I heard him shut the machine off and he hollered. I went to holler back, and I couldn’t get anything out. I thought, Oh no. He’s not going to hear me. I could feel myself going downhill fast. Breathing kept getting harder and harder, and at that point, I absolutely thought I might die in the woods.
I’d had a near-death experience when I was younger, and my life flashed before my eyes, like they say it does. But this time, I consciously thought about things. I thought about my kids and how they would get by without a dad. I wondered if I be able to work and support my family. If I’d ever pull a bow again.
I heard Frank start the 4-wheeler again and then stop, and I managed a bellow. As soon as he found me, he knew it was more than he could handle, and he sped off again to bring up the emergency crew. When they reached me, they called in for a medivac and then took my shirt off to examine me.
“We’re going to have to put in a chest tube,” one of them told me.
“Right here, now?” I asked. The thought of them doing that in the field, as I’m laying in the dirt, scared me. But they nodded yes.
“Good luck,” I said.
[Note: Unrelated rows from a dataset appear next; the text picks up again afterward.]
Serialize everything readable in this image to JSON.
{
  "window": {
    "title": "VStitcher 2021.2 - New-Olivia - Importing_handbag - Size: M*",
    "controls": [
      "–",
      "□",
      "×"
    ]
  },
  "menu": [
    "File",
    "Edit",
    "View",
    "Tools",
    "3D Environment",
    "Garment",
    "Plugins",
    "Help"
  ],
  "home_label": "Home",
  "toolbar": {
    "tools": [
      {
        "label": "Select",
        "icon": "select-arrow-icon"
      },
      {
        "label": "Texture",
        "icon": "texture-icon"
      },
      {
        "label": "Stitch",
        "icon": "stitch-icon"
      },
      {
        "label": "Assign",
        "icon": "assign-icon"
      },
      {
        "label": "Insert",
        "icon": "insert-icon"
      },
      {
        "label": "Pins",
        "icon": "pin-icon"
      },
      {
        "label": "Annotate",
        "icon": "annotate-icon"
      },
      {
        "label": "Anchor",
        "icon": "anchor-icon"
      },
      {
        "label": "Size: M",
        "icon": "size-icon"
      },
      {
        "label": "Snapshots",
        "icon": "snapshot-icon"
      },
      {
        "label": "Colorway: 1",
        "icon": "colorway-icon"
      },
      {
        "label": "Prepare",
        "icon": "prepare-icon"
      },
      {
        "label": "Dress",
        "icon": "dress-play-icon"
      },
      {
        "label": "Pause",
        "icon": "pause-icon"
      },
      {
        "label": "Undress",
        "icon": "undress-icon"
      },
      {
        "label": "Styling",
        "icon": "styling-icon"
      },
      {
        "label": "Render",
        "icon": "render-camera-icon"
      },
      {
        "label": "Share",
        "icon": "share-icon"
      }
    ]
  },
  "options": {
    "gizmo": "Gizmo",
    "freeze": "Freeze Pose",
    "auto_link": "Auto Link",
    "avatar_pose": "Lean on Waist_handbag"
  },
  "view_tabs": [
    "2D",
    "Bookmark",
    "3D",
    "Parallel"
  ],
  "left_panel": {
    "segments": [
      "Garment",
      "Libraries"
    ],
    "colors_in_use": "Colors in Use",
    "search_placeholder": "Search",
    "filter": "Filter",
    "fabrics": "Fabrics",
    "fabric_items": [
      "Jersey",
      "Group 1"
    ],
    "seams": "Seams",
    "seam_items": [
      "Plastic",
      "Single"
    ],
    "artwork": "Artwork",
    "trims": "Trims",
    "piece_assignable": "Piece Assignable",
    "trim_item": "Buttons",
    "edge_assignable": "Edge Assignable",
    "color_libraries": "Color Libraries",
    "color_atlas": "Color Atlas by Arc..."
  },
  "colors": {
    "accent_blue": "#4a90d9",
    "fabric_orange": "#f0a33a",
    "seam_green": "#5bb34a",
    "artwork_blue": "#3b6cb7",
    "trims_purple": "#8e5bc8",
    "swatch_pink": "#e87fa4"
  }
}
I found out later that I was slowly dying right then, and I would have died without that tube. My broken ribs had punctured my lungs and there was no exit wound, so it was creating pressure. When they made the cut along the ribs on my right side to put the tube in, I could hear the escaping air whooshing out of me.
The helicopter landed in the little hayfield I’d been watching. Seeing it touch down was a mix of awe and relief and an overwhelming sense of how lucky I was to be making out alive.
The next thing I knew, I woke up in the hospital. I was in all this pain and suspended in a cargo net. I started hollering and screaming, “What’s going on here?!” They said they had to weigh me for the meds. That was almost worse than the fall.
I ended up with a concussion and a brain bleed, 9 stitches on face, a broken eye socket, dislocated collar bone, 10 broken ribs, a punctured lung, and sprained hand. I looked like someone had run me over with a truck.
It was a scary day. But it was also remarkable. I was 60 when it happened, and I’m still pulling a vertical bow at 73. How lucky is that? I still climb trees, but mostly ladder stands now, and I always wear a harness. You never think it will happen to you. You get used to getting away with things, and you get careless. Now I think about every step. I think about where my left hand is going to go, and then I think about where my right foot will go.
The extra caution is a welcome result of the fall. I do still have some problems. I can’t sleep on my right side, and there are all kinds of other minor issues. But I’m alive. And I’m still hunting. —As told to Dave Hurteau